There is some fine print, such as you don’t get a seat for the games. Basically, “Ballpark Access” is what used to be known as a standing-room only ticket. You choose every game you want to go to, and the ticket is delivered to your mobile device.
Still, this is a fairly absurd deal — working out to just a little more than $3 per game if you went to all 30 — considering the cheapest individual regularly priced ticket you can get to a game is $6 — and that’s only offered for select games. There’s pretty good variety of opponents; only the Royals are here twice in the first two months. You also get to see the White Sox, Indians, Tigers, A’s, Red Sox, Rockies, Rays and Astros.
The offer is clearly a nod to declining overall attendance at Target Field — which didn’t get any help from last year’s 59-103 record — and the annual struggle to attract fans in colder weather before school gets out. The Twins drew 40,000+ for their home opener April 11 last season, but the number was barely 20,000 for the next game and dipped below that mark several times in the first two months.
The overall attendance at Target Field in 2016 was 1,963,912 — the seventh consecutive season it decreased since the ballpark opened. In both 2010 and 2011, attendance topped 3 million fans.
The Twins’ strategy appears to be essentially: hey, there’s room. Let’s let people in, hope they buy some concessions and expose them to what the organization hopes is a better product — perhaps converting some of those Ballpark Pass holders into regular ticket buyers or even season-ticket holders as time goes on.
It’s a practical strategy, but there is also some risk when you devalue your product to such a level as the Twins are doing now. It’s not quite to the old days of the Metrodome, when you could get an upper deck general admission SEASON TICKET for $99, but it is far cheaper than any other deal I can recall in Target Field history. It can feel less special to attend a game when a price is so low, and it can also alienate ticket buyers who paid more to get in.
The Wolves tried similar things in recent years after mighty struggles, offering season ticket packages with a per-game price equivalent to whatever pick the Wolves got in the NBA draft lottery. I went in on that deal with some friends during a couple seasons; the seats were lousy, but the price was right.
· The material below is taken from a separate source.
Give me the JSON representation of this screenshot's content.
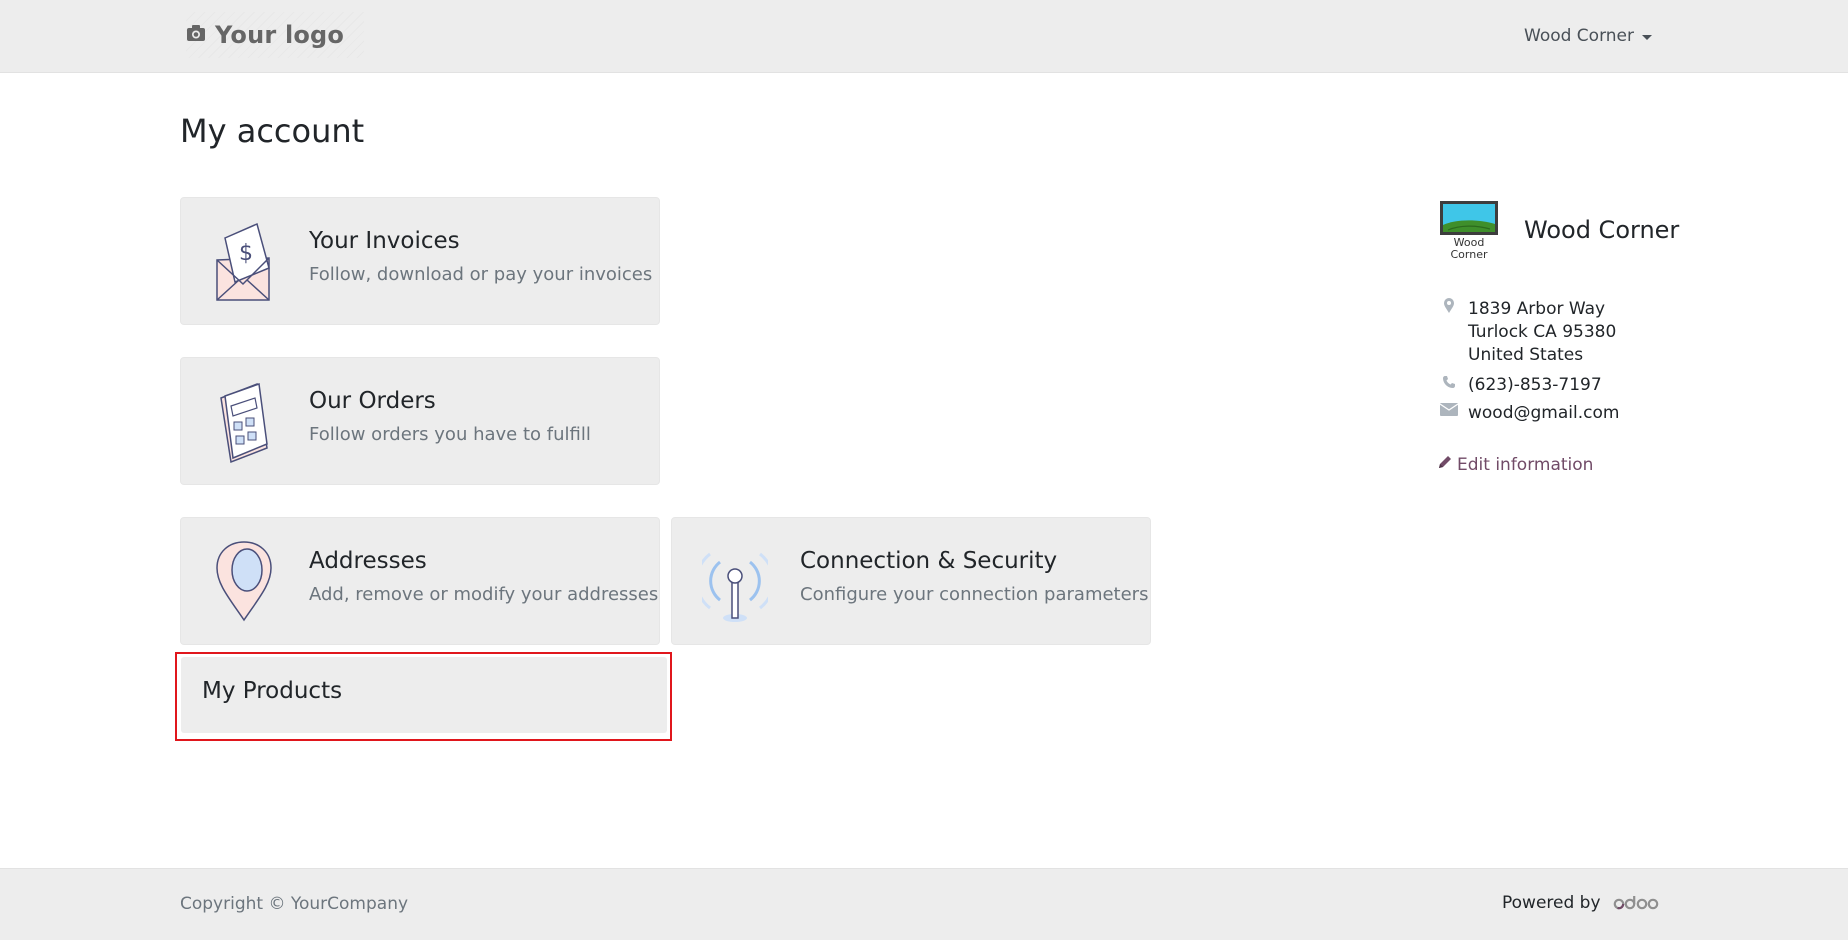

The price being so cheap, though, also made it easy to skip a game or care less about it.
In any event, I’ll be interested to see what kind of traction the Twins get from this experiment.